In a tour de force of First Amendment analysis, the Second Circuit takes apart virtually every element of the FCC’s policy and the FCC’s defense of that policy. The Circuit finds that the standard itself is so vague that neither the broadcast industry nor the FCC itself could ever be certain which words or images qualify as “patently offensive” under the existing standard. The Court also observes that the FCC’s presumptive prohibition against the words “shit” and “fuck” can’t survive because the FCC can’t justify why some uses of those words have been prohibited and some not.

For example, how could the FCC permit the broadcast of repeated uses of certain “bad” words by fictional soldiers in Saving Private Ryan, but proscribe the use of those same words by real life musicians in a documentary about the blues? The Commission has on occasion attempted to explain its actions on the basis of such factors as whether the words are “integral” to a particular program or whether the program is a “bona fide news interview”. But in the Circuit’s view, “[t]here is little rhyme or reason to these decisions”.

The Second Circuit describes the enormous First Amendment harms that naturally flow from “the FCC’s indiscernible standards”. The Court notes the inherent risk that vague standards applied on an “ad hoc” basis by government officials allows for the suppression of particular points of view: “it is hard not to speculate that the FCC was simply more comfortable with the themes in ‘Saving Private Ryan,’ a mainstream movie with a familiar cultural milieu, than it was with ‘The Blues,’ which largely profiled an outsider genre of musical experience.” 
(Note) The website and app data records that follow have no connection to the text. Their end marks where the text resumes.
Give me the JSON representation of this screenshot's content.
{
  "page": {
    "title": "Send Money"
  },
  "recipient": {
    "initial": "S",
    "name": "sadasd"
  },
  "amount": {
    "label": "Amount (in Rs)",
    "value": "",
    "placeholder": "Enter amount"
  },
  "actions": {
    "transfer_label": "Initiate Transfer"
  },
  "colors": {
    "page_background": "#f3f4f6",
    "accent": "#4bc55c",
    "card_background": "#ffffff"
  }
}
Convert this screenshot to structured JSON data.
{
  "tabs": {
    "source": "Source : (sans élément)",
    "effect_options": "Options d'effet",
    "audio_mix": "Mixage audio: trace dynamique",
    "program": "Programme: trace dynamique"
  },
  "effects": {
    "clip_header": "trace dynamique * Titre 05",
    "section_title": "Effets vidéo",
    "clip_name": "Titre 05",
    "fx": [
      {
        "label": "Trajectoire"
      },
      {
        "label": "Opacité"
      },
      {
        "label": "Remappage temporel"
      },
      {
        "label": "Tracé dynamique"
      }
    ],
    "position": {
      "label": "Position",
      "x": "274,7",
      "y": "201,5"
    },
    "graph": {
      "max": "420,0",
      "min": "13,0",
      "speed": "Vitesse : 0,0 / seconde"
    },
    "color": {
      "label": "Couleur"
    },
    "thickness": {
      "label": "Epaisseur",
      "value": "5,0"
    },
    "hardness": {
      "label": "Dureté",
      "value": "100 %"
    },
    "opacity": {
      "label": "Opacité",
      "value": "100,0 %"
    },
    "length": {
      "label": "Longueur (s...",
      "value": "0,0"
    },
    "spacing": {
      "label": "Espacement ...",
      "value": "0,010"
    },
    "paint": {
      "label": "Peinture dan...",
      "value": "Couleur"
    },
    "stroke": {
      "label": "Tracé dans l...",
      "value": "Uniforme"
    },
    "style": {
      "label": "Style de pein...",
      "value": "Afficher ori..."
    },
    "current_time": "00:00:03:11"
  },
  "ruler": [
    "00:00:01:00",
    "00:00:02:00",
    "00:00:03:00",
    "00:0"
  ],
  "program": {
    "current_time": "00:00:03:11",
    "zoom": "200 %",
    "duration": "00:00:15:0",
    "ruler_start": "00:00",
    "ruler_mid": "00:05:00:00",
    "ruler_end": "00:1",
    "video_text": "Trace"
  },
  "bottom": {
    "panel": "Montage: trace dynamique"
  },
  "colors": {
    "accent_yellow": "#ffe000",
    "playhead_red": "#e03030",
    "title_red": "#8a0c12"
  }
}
The Circuit also recognizes that the FCC’s vague standards force broadcasters to choose between (a) censoring controversial programs and (b) risking massive fines or loss of licenses – the unsurprising result being that many broadcasters choose to self-censor. According to the Court, concern about possible FCC enforcement efforts has prompted stations to edit or refuse to air a wide range of programming, including a documentary on the September 11th World Trade Center attack, literary readings, live news programs, political debates, sitcoms and dramatic programs. 

And with that, the Second Circuit has struck down the FCC’s indecency policy. While the Court acknowledges that, unless and until Pacifica is overruled, the FCC could conceivably create a constitutional policy, the agency’s current policy does not pass Constitutional muster.

The Second Circuit’s decision represents an unambiguous defeat of the FCC’s current indecency policy – but it’s not likely the last word on the subject. The FCC will almost certainly appeal to the Supreme Court. And let’s not forget that the Third Circuit still has the Janet Jackson Super Bowl case pending – raising the possibility of conflicting decisions between the two federal courts. Such a “circuit split” would virtually guarantee a Supreme Court review. 

The prospect of Supreme Court review focusing on the constitutionality of indecency regulation is particularly exciting because, in his separate opinion in the Supreme Court’s 2009 Fox decision, Justice Thomas specifically invited reconsideration not only of Pacifica, but also of Red LionRed Lion is the 1969 Supreme Court decision upholding the Fairness Doctrine (and, by implication, special regulatory treatment for broadcasting) because of the supposed “scarcity” of broadcast spectrum. Thomas referred in particular to the “questionable viability” of both Red Lion and Pacifica. If four of his colleagues were to agree with Thomas that the scarcity rationale is no longer valid, that could cause massive upheaval in virtually every aspect of the FCC’s operation. 

In the meantime, broadcasters should not take the decision as a green light to start airing “R” rated movies at mid-day. The Second Circuit struck down the FCC’s policy interpreting the federal statute prohibiting “obscene, indecent or profane language” but not the statute itself. In other words, it’s still technically illegal to broadcast such fare, even if there is no obvious way in which the government could penalize it in the wake of the Second Circuit’s decision. As has always been the case, broadcasters will need to continue to exercise good judgment in their selection of programming. We, as always, will stay tuned.